■ **Goal of the exercise**
The task calls for every line of the data to be repeated exactly.

■ **Supplied records**

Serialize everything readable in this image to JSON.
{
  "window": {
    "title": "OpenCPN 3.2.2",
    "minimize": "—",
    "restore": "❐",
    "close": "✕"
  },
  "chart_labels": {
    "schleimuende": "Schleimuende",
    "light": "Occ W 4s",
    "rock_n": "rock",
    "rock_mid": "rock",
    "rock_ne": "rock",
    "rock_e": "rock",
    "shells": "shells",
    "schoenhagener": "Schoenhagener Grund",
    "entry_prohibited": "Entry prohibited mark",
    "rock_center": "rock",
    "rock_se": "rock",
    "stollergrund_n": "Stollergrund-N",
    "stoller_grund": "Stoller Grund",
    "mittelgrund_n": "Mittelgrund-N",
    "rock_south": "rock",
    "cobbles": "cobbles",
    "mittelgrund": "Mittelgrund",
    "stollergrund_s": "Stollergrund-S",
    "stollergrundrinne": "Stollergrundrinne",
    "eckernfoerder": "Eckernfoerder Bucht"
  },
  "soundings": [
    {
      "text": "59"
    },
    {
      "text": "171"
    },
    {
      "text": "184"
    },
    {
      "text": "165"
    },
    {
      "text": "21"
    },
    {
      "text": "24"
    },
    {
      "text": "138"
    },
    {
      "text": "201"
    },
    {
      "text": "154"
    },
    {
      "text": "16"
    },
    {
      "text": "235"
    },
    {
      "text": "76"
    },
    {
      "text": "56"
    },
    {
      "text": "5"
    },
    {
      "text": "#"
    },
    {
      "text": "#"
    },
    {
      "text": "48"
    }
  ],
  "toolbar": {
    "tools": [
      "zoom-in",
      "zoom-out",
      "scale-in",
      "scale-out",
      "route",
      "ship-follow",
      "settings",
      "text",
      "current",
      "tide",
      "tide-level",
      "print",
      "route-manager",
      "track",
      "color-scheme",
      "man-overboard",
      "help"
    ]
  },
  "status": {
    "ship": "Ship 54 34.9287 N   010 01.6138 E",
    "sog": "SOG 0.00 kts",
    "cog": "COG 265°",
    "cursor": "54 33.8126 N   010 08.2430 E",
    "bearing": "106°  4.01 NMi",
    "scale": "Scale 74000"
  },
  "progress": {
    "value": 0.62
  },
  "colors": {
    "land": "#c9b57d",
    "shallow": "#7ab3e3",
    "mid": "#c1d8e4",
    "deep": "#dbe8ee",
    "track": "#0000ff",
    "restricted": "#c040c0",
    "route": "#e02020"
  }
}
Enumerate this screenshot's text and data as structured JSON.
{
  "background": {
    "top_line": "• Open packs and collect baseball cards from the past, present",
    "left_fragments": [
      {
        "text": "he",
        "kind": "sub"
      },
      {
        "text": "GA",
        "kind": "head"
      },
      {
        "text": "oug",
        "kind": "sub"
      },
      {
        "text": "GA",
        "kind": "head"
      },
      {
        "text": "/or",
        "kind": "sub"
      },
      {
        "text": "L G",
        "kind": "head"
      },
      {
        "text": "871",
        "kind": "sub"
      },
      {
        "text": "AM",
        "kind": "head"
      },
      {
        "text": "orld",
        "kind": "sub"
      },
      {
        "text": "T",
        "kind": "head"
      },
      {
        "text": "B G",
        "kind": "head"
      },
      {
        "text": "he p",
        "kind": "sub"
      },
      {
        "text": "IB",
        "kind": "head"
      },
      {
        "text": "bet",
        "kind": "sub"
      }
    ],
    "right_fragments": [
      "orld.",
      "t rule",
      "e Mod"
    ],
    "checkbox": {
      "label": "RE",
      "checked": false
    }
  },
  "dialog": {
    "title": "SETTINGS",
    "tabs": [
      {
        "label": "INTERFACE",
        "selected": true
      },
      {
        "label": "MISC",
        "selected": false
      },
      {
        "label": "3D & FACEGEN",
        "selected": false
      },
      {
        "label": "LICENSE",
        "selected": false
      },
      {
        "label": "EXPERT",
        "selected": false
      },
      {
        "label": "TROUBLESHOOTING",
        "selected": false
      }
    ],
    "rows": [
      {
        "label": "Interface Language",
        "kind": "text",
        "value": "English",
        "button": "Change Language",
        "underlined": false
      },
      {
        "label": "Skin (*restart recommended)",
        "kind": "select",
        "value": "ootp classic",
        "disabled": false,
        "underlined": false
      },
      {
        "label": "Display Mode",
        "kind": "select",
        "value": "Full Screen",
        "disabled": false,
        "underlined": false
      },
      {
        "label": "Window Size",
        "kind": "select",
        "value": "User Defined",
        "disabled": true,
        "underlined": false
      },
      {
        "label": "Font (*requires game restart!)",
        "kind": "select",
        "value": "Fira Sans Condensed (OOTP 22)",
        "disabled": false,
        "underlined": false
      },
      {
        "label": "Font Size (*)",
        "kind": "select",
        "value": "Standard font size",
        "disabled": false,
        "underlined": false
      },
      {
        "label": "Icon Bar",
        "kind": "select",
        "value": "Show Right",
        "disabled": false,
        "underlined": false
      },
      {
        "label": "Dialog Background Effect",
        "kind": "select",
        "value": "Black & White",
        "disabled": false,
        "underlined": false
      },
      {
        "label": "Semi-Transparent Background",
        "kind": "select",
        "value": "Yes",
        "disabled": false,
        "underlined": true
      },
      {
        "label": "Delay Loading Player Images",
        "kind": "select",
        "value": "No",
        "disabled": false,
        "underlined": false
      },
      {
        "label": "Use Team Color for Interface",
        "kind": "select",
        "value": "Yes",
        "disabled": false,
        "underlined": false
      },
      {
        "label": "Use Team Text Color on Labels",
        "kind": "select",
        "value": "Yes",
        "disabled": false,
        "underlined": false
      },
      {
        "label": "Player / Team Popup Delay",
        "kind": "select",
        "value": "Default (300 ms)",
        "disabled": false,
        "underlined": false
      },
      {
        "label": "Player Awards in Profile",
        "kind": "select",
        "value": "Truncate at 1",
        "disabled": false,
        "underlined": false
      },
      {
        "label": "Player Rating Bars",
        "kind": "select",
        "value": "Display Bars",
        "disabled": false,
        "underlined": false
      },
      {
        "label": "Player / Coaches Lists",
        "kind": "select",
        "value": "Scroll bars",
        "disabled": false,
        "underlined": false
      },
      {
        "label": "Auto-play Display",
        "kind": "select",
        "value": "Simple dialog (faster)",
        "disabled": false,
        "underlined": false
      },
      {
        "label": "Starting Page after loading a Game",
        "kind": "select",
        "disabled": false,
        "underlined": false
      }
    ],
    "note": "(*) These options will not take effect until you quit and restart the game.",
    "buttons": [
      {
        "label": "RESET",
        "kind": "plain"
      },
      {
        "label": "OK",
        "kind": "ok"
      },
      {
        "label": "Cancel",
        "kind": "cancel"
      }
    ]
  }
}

■ **Solution to this problem**
Serialize everything readable in this image to JSON.
{
  "window": {
    "title": "OpenCPN 3.2.2",
    "minimize": "—",
    "restore": "❐",
    "close": "✕"
  },
  "chart_labels": {
    "schleimuende": "Schleimuende",
    "light": "Occ W 4s",
    "rock_n": "rock",
    "rock_mid": "rock",
    "rock_ne": "rock",
    "rock_e": "rock",
    "shells": "shells",
    "schoenhagener": "Schoenhagener Grund",
    "entry_prohibited": "Entry prohibited mark",
    "rock_center": "rock",
    "rock_se": "rock",
    "stollergrund_n": "Stollergrund-N",
    "stoller_grund": "Stoller Grund",
    "mittelgrund_n": "Mittelgrund-N",
    "rock_south": "rock",
    "cobbles": "cobbles",
    "mittelgrund": "Mittelgrund",
    "stollergrund_s": "Stollergrund-S",
    "stollergrundrinne": "Stollergrundrinne",
    "eckernfoerder": "Eckernfoerder Bucht"
  },
  "soundings": [
    {
      "text": "59"
    },
    {
      "text": "171"
    },
    {
      "text": "184"
    },
    {
      "text": "165"
    },
    {
      "text": "21"
    },
    {
      "text": "24"
    },
    {
      "text": "138"
    },
    {
      "text": "201"
    },
    {
      "text": "154"
    },
    {
      "text": "16"
    },
    {
      "text": "235"
    },
    {
      "text": "76"
    },
    {
      "text": "56"
    },
    {
      "text": "5"
    },
    {
      "text": "#"
    },
    {
      "text": "#"
    },
    {
      "text": "48"
    }
  ],
  "toolbar": {
    "tools": [
      "zoom-in",
      "zoom-out",
      "scale-in",
      "scale-out",
      "route",
      "ship-follow",
      "settings",
      "text",
      "current",
      "tide",
      "tide-level",
      "print",
      "route-manager",
      "track",
      "color-scheme",
      "man-overboard",
      "help"
    ]
  },
  "status": {
    "ship": "Ship 54 34.9287 N   010 01.6138 E",
    "sog": "SOG 0.00 kts",
    "cog": "COG 265°",
    "cursor": "54 33.8126 N   010 08.2430 E",
    "bearing": "106°  4.01 NMi",
    "scale": "Scale 74000"
  },
  "progress": {
    "value": 0.62
  },
  "colors": {
    "land": "#c9b57d",
    "shallow": "#7ab3e3",
    "mid": "#c1d8e4",
    "deep": "#dbe8ee",
    "track": "#0000ff",
    "restricted": "#c040c0",
    "route": "#e02020"
  }
}
Enumerate this screenshot's text and data as structured JSON.
{
  "background": {
    "top_line": "• Open packs and collect baseball cards from the past, present",
    "left_fragments": [
      {
        "text": "he",
        "kind": "sub"
      },
      {
        "text": "GA",
        "kind": "head"
      },
      {
        "text": "oug",
        "kind": "sub"
      },
      {
        "text": "GA",
        "kind": "head"
      },
      {
        "text": "/or",
        "kind": "sub"
      },
      {
        "text": "L G",
        "kind": "head"
      },
      {
        "text": "871",
        "kind": "sub"
      },
      {
        "text": "AM",
        "kind": "head"
      },
      {
        "text": "orld",
        "kind": "sub"
      },
      {
        "text": "T",
        "kind": "head"
      },
      {
        "text": "B G",
        "kind": "head"
      },
      {
        "text": "he p",
        "kind": "sub"
      },
      {
        "text": "IB",
        "kind": "head"
      },
      {
        "text": "bet",
        "kind": "sub"
      }
    ],
    "right_fragments": [
      "orld.",
      "t rule",
      "e Mod"
    ],
    "checkbox": {
      "label": "RE",
      "checked": false
    }
  },
  "dialog": {
    "title": "SETTINGS",
    "tabs": [
      {
        "label": "INTERFACE",
        "selected": true
      },
      {
        "label": "MISC",
        "selected": false
      },
      {
        "label": "3D & FACEGEN",
        "selected": false
      },
      {
        "label": "LICENSE",
        "selected": false
      },
      {
        "label": "EXPERT",
        "selected": false
      },
      {
        "label": "TROUBLESHOOTING",
        "selected": false
      }
    ],
    "rows": [
      {
        "label": "Interface Language",
        "kind": "text",
        "value": "English",
        "button": "Change Language",
        "underlined": false
      },
      {
        "label": "Skin (*restart recommended)",
        "kind": "select",
        "value": "ootp classic",
        "disabled": false,
        "underlined": false
      },
      {
        "label": "Display Mode",
        "kind": "select",
        "value": "Full Screen",
        "disabled": false,
        "underlined": false
      },
      {
        "label": "Window Size",
        "kind": "select",
        "value": "User Defined",
        "disabled": true,
        "underlined": false
      },
      {
        "label": "Font (*requires game restart!)",
        "kind": "select",
        "value": "Fira Sans Condensed (OOTP 22)",
        "disabled": false,
        "underlined": false
      },
      {
        "label": "Font Size (*)",
        "kind": "select",
        "value": "Standard font size",
        "disabled": false,
        "underlined": false
      },
      {
        "label": "Icon Bar",
        "kind": "select",
        "value": "Show Right",
        "disabled": false,
        "underlined": false
      },
      {
        "label": "Dialog Background Effect",
        "kind": "select",
        "value": "Black & White",
        "disabled": false,
        "underlined": false
      },
      {
        "label": "Semi-Transparent Background",
        "kind": "select",
        "value": "Yes",
        "disabled": false,
        "underlined": true
      },
      {
        "label": "Delay Loading Player Images",
        "kind": "select",
        "value": "No",
        "disabled": false,
        "underlined": false
      },
      {
        "label": "Use Team Color for Interface",
        "kind": "select",
        "value": "Yes",
        "disabled": false,
        "underlined": false
      },
      {
        "label": "Use Team Text Color on Labels",
        "kind": "select",
        "value": "Yes",
        "disabled": false,
        "underlined": false
      },
      {
        "label": "Player / Team Popup Delay",
        "kind": "select",
        "value": "Default (300 ms)",
        "disabled": false,
        "underlined": false
      },
      {
        "label": "Player Awards in Profile",
        "kind": "select",
        "value": "Truncate at 1",
        "disabled": false,
        "underlined": false
      },
      {
        "label": "Player Rating Bars",
        "kind": "select",
        "value": "Display Bars",
        "disabled": false,
        "underlined": false
      },
      {
        "label": "Player / Coaches Lists",
        "kind": "select",
        "value": "Scroll bars",
        "disabled": false,
        "underlined": false
      },
      {
        "label": "Auto-play Display",
        "kind": "select",
        "value": "Simple dialog (faster)",
        "disabled": false,
        "underlined": false
      },
      {
        "label": "Starting Page after loading a Game",
        "kind": "select",
        "disabled": false,
        "underlined": false
      }
    ],
    "note": "(*) These options will not take effect until you quit and restart the game.",
    "buttons": [
      {
        "label": "RESET",
        "kind": "plain"
      },
      {
        "label": "OK",
        "kind": "ok"
      },
      {
        "label": "Cancel",
        "kind": "cancel"
      }
    ]
  }
}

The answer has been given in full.